There’s no real combat in GRIS, but that doesn’t mean there aren’t tense situations here and there. One particular chase had me on the edge of my seat as the threat of failure was inches away. Another tribulation early on measured my persistence, as the appearance of progress was slow but ultimately sure. More than just running and jumping, GRIS teases the mind and will put your critical thinking to the test.
GRIS Review – Audio
GRIS is scored by Berlinist, a composer from Barcelona, Spain that fits the game like a glove. Masterfully accompanying every area with appropriate tunes, the delicate, lonely introduction features a desolate soundscape, whereas the frantic, terrifying tempo within the chase encounter enhances the intensity. The shimmering, icy depths employ echo, whereas the forest that’s full of life is whimsical and explorative. Every setting is as tantalizing to the eyes as it is to the ears.

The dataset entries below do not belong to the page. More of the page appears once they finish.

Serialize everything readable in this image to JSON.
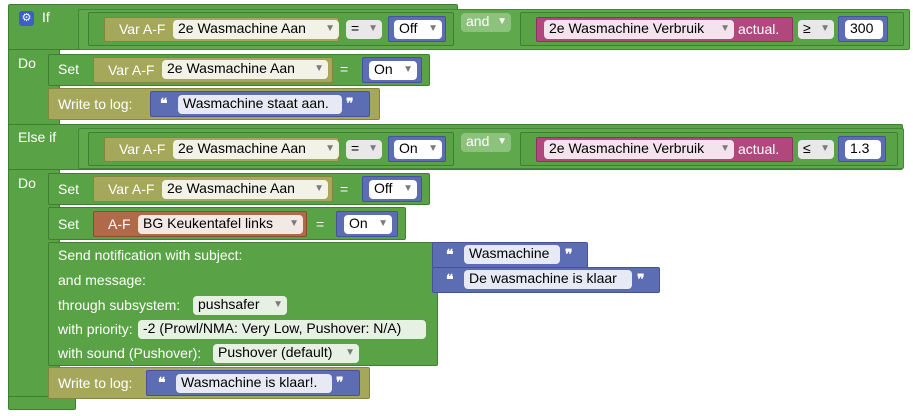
{
  "if_block": {
    "label_if": "If",
    "label_do": "Do",
    "label_else_if": "Else if",
    "label_do2": "Do"
  },
  "cond1": {
    "left_var_label": "Var A-F",
    "left_device": "2e Wasmachine Aan",
    "op": "=",
    "value": "Off",
    "and": "and",
    "right_device": "2e Wasmachine Verbruik",
    "right_suffix": "actual.",
    "cmp": "≥",
    "number": "300"
  },
  "do1": {
    "set_label": "Set",
    "var_label": "Var A-F",
    "device": "2e Wasmachine Aan",
    "eq": "=",
    "value": "On",
    "log_label": "Write to log:",
    "log_text": "Wasmachine staat aan."
  },
  "cond2": {
    "left_var_label": "Var A-F",
    "left_device": "2e Wasmachine Aan",
    "op": "=",
    "value": "On",
    "and": "and",
    "right_device": "2e Wasmachine Verbruik",
    "right_suffix": "actual.",
    "cmp": "≤",
    "number": "1.3"
  },
  "do2": {
    "set1_label": "Set",
    "set1_var_label": "Var A-F",
    "set1_device": "2e Wasmachine Aan",
    "set1_eq": "=",
    "set1_value": "Off",
    "set2_label": "Set",
    "set2_var_label": "A-F",
    "set2_device": "BG Keukentafel links",
    "set2_eq": "=",
    "set2_value": "On",
    "notify": {
      "subject_label": "Send notification with subject:",
      "subject_text": "Wasmachine",
      "message_label": "and message:",
      "message_text": "De wasmachine is klaar",
      "subsystem_label": "through subsystem:",
      "subsystem_value": "pushsafer",
      "priority_label": "with priority:",
      "priority_value": "-2 (Prowl/NMA: Very Low, Pushover: N/A)",
      "sound_label": "with sound (Pushover):",
      "sound_value": "Pushover (default)"
    },
    "log_label": "Write to log:",
    "log_text": "Wasmachine is klaar!."
  },
  "quote_open": "❝",
  "quote_close": "❞",
  "icons": {
    "gear": "gear-icon",
    "dropdown": "chevron-down-icon"
  },
  "colors": {
    "logic": "#59a246",
    "variable": "#a5a85b",
    "device": "#b0487e",
    "device_set": "#b06a4a",
    "text": "#5c6db3"
  }
}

Is GRIS worth it on PS5?
If you’ve already enjoyed your time with GRIS on another console, why bother purchasing it again? Well, there’s a case to be made thanks to the tweaks GRIS received for the PS5. Not only are you experiencing a game famed for its visuals in the highest possible fidelity, you also reap the benefits of using a DualSense controller. The haptic feedback, whether it be plummeting to the ground with force or fighting a ghastly gale of wind, cements the immersion that GRIS provides.
Plus, Gris’ voice coming from the controller in shockingly-great quality is dazzling. The hour-to-dollar ratio is uneven, which is typically the case for these short-form games, but if you account for how emotionally-impactful and striking the title is, the playtime doesn’t matter and GRIS’ low price point for new-gen is definitively worth it.
GRIS is a moving, excellent trek through processing grief and battling inner demons. It’s presented in such pristine fashion and is as worth it to pick up for those who played in 2019 as it is for newcomers. It’s marketed as “free of danger, frustration, or death”, so don’t expect a massive challenge aside from nabbing every collectible, but expect to feel some strain when the plot comes together as it concludes. GRIS is an easy recommendation for anyone in the market for a touching experience to sink your teeth into.
So, why should you play it?
- Breathtaking visuals from the very start to the very end.
- A meaningful story that is told without words.
- Slick enhancements on the PS5 that make this the best way to play the game.
But why shouldn’t you play it?
- It’s a few hours long.
- There’s no challenge to overcome.
A review code was kindly provided courtesy of Devolver Digital for the purpose of our GRIS review. If you enjoyed this review, be sure to check out our library of indie reviews as well!